◆ **TASK DATA**:
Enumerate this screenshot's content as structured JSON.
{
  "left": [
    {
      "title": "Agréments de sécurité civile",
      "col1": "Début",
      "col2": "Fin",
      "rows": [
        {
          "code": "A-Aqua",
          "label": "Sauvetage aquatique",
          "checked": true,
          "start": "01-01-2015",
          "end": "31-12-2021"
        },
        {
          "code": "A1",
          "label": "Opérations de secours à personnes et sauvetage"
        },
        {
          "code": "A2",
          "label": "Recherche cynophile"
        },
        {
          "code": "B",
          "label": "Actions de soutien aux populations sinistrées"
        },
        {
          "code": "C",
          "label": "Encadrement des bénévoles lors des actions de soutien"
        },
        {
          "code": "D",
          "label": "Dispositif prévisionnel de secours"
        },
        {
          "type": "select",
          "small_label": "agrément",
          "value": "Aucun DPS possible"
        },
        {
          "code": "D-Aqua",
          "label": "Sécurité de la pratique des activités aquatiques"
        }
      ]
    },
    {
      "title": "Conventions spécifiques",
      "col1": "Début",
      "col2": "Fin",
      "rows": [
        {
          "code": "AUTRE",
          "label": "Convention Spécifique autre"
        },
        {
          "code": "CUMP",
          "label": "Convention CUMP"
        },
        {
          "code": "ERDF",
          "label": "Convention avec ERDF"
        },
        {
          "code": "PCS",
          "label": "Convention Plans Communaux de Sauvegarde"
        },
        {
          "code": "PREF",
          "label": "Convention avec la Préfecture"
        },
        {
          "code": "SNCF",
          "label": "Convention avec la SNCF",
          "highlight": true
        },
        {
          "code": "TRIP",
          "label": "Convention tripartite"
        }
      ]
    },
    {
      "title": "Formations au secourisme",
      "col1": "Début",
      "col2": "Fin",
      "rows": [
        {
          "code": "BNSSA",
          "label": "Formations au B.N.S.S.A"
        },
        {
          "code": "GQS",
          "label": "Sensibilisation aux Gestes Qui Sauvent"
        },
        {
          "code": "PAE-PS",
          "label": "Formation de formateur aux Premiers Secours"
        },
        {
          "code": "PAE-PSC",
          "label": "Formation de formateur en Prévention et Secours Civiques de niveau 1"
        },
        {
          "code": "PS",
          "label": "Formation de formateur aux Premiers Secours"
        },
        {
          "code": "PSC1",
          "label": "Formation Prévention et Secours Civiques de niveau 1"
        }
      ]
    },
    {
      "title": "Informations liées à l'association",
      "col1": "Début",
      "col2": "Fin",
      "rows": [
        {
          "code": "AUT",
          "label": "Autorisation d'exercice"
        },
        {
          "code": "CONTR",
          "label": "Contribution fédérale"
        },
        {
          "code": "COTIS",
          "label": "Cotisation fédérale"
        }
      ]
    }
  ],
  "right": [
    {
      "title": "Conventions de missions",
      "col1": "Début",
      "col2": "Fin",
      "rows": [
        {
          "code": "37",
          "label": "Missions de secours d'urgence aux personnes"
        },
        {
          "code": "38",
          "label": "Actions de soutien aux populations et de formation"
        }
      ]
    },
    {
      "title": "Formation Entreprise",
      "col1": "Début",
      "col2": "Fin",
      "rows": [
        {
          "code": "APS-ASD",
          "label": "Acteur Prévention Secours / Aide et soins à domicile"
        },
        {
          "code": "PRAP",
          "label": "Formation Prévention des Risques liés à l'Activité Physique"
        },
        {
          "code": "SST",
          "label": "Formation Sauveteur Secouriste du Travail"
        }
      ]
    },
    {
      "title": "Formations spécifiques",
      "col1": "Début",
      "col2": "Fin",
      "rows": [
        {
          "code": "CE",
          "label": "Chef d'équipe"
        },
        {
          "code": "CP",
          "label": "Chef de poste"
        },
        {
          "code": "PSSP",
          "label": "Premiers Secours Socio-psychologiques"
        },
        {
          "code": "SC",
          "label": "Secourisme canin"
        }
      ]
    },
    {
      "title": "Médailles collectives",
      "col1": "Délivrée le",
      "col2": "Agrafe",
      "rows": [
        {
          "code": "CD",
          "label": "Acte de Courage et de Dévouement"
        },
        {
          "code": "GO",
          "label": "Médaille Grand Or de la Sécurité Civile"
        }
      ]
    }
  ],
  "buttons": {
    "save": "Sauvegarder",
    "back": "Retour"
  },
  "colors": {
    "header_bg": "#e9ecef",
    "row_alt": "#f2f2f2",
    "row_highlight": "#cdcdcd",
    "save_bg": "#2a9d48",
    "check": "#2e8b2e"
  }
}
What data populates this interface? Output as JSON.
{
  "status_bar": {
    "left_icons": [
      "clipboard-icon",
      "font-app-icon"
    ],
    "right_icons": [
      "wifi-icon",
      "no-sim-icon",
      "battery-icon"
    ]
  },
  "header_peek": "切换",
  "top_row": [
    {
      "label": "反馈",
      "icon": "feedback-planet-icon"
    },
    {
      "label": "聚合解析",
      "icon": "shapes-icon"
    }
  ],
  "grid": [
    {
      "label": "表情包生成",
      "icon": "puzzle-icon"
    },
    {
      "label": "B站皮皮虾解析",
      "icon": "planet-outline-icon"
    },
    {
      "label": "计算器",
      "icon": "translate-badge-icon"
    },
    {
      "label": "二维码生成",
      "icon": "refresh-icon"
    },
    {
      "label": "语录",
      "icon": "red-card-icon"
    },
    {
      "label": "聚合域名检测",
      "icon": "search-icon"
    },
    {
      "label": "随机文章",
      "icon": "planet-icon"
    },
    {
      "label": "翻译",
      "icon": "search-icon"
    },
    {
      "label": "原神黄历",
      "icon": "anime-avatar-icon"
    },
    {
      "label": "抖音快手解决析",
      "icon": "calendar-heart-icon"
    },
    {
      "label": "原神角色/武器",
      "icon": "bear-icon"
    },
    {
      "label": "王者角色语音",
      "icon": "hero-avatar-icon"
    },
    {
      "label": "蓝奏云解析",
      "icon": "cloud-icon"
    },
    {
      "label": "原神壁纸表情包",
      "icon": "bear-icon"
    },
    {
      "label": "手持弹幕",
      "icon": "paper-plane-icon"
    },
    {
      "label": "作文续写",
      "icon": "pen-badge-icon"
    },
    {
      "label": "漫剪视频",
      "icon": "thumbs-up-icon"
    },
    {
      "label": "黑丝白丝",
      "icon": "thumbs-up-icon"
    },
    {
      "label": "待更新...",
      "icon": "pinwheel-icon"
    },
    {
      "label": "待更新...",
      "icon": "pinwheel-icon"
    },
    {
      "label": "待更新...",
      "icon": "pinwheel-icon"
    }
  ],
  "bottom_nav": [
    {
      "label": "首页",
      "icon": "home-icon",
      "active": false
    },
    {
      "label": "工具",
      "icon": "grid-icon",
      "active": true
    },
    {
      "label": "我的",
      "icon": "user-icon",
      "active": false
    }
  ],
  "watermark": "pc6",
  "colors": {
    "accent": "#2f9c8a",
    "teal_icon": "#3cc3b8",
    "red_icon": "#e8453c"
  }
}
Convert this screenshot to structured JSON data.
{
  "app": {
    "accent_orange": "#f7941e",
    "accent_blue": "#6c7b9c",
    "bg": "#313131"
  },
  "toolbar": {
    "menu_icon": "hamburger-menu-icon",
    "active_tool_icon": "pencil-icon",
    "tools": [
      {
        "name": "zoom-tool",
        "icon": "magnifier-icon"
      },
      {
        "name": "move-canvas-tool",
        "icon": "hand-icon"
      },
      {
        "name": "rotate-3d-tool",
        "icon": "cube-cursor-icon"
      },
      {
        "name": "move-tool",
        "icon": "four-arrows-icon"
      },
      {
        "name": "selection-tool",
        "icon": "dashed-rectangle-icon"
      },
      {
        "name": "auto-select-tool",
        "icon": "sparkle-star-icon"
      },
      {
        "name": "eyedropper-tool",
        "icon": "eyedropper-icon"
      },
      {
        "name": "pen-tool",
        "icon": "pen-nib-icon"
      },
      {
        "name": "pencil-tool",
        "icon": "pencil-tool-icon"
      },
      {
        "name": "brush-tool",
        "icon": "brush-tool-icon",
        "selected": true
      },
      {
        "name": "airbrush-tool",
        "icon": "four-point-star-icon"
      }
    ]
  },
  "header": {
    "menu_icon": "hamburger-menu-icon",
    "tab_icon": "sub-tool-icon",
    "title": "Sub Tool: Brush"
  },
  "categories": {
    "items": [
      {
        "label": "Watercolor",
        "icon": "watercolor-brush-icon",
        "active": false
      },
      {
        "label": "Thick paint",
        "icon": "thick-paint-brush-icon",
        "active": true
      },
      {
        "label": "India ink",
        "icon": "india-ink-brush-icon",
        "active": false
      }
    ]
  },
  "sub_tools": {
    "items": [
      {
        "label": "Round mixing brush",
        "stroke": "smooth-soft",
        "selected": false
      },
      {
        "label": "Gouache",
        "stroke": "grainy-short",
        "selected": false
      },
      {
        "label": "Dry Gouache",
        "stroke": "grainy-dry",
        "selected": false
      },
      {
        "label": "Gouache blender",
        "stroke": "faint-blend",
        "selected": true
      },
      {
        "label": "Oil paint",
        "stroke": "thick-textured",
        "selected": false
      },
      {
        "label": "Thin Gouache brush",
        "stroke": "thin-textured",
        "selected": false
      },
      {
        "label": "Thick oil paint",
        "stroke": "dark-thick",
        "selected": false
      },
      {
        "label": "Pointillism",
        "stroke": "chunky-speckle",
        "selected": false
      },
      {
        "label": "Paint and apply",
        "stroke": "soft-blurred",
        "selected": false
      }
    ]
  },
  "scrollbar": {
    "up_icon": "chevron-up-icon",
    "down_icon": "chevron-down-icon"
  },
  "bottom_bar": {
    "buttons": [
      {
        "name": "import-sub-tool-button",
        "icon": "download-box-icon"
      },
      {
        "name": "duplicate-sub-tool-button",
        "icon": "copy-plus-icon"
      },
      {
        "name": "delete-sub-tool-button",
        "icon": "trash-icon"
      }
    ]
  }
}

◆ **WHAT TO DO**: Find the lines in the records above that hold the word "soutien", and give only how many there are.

◆ **ANSWER TO THIS EXERCISE**: 3